● **YOUR OBJECTIVE**: Examine the records and identify each line that includes the string "JSON". Copy those lines.
--- EXTRACTED MATERIAL Enclosed Below ---
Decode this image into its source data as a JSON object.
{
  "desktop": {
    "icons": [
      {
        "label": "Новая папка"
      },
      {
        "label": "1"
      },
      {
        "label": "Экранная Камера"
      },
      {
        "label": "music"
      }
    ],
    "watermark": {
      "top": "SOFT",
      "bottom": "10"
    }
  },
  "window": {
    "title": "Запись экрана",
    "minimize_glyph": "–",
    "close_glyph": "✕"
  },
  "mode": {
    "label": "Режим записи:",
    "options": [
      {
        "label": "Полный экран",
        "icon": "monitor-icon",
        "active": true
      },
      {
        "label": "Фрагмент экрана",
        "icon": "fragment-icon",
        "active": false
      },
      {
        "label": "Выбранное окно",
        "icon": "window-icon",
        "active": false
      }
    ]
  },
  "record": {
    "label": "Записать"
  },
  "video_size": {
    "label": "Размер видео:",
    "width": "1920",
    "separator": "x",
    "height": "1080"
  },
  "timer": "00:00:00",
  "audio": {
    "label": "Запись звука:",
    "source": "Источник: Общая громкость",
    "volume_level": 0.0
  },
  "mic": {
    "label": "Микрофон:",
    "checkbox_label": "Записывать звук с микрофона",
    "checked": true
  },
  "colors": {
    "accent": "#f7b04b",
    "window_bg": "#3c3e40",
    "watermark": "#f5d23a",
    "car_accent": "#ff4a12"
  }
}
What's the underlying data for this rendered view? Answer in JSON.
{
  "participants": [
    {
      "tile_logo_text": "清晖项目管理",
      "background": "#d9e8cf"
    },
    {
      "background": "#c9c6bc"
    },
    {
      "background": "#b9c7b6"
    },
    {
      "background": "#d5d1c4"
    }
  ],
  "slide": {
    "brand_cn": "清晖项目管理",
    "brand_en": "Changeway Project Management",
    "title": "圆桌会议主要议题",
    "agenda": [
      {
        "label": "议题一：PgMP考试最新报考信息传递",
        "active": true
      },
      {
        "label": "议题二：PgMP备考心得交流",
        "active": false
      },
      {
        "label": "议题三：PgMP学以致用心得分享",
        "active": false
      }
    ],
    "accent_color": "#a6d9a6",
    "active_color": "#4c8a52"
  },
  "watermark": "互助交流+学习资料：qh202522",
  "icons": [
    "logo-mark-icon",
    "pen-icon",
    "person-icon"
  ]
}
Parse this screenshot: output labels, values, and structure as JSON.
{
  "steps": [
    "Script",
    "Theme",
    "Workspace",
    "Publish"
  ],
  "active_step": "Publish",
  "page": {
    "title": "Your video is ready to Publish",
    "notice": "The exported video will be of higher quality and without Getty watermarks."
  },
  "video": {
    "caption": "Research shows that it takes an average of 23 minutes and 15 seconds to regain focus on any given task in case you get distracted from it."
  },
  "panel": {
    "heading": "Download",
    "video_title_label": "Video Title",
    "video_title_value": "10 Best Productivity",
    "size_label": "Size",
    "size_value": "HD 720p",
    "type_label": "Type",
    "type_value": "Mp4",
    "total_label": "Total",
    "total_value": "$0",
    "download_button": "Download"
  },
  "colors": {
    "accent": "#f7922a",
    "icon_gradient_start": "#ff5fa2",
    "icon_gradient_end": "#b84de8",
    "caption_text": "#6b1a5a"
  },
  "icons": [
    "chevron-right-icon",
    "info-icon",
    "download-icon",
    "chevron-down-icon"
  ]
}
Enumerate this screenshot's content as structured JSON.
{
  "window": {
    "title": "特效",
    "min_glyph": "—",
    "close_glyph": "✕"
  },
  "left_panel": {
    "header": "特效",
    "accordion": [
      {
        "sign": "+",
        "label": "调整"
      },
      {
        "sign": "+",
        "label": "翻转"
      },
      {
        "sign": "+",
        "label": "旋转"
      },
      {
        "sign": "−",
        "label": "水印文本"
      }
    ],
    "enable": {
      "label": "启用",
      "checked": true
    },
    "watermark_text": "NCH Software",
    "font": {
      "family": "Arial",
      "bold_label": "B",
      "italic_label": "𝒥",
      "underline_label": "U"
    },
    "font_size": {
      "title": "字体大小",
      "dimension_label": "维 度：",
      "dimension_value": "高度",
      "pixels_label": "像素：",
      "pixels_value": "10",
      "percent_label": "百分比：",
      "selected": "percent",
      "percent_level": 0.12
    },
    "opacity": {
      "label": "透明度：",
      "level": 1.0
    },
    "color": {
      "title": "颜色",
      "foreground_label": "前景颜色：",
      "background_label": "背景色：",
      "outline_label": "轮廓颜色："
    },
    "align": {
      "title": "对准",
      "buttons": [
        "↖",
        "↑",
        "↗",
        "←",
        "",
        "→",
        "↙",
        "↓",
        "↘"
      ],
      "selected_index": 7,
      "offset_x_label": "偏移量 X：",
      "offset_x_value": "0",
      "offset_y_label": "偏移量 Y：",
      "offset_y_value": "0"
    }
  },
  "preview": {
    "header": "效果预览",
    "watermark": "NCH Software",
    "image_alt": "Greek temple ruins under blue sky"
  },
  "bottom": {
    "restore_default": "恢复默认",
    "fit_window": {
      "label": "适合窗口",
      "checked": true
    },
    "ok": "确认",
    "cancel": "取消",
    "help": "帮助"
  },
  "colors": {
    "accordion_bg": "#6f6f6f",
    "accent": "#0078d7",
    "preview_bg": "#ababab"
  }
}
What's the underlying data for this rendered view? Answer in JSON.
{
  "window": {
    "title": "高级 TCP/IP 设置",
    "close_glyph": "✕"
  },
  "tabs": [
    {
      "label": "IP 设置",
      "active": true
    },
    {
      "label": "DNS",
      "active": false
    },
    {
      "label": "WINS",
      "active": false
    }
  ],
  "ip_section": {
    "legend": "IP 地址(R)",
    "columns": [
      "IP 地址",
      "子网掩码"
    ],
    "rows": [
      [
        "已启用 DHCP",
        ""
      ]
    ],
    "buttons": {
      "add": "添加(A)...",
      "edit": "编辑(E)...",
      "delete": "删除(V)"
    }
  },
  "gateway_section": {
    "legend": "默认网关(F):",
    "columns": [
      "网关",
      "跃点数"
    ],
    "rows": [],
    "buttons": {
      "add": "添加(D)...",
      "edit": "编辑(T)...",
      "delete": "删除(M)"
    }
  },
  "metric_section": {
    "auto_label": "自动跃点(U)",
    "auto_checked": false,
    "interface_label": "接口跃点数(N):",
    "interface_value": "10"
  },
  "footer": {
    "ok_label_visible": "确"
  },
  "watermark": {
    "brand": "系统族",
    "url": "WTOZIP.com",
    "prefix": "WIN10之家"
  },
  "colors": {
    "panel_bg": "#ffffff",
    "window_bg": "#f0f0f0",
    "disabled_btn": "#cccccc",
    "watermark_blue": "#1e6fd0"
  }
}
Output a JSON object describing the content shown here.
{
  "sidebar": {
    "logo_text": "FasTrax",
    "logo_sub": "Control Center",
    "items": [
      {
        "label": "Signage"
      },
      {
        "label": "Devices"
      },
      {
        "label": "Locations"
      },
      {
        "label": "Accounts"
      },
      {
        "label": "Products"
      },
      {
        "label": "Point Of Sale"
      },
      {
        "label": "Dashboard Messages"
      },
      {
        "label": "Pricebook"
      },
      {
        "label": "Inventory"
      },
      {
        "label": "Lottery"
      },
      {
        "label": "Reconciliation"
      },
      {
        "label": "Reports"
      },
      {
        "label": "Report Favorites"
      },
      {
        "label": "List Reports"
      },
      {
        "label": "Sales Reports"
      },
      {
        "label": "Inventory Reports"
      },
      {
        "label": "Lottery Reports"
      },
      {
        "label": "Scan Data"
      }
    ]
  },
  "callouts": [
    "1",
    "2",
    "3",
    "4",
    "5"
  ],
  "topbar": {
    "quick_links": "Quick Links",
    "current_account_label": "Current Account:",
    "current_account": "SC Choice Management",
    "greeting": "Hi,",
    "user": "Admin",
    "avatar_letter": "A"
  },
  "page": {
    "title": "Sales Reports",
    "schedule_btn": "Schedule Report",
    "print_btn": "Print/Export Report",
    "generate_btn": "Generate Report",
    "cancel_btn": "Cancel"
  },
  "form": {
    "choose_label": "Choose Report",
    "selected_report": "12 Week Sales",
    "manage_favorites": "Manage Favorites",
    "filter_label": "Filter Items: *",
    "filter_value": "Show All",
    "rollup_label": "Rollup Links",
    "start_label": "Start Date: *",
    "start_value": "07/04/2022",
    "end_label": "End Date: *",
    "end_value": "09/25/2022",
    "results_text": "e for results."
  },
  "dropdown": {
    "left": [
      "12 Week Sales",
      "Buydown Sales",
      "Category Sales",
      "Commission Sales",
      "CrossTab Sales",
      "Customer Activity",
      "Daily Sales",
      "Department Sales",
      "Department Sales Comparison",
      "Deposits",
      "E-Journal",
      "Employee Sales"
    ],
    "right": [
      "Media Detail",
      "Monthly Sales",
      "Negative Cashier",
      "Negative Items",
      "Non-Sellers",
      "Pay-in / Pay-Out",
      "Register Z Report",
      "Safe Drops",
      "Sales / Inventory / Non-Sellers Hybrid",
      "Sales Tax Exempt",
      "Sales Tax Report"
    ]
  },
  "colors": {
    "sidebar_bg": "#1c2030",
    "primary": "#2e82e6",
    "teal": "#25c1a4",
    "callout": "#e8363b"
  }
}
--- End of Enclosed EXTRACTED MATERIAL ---
● **RESULT FOR THIS TASK**:
Decode this image into its source data as a JSON object.
What's the underlying data for this rendered view? Answer in JSON.
Parse this screenshot: output labels, values, and structure as JSON.
Enumerate this screenshot's content as structured JSON.
What's the underlying data for this rendered view? Answer in JSON.
Output a JSON object describing the content shown here.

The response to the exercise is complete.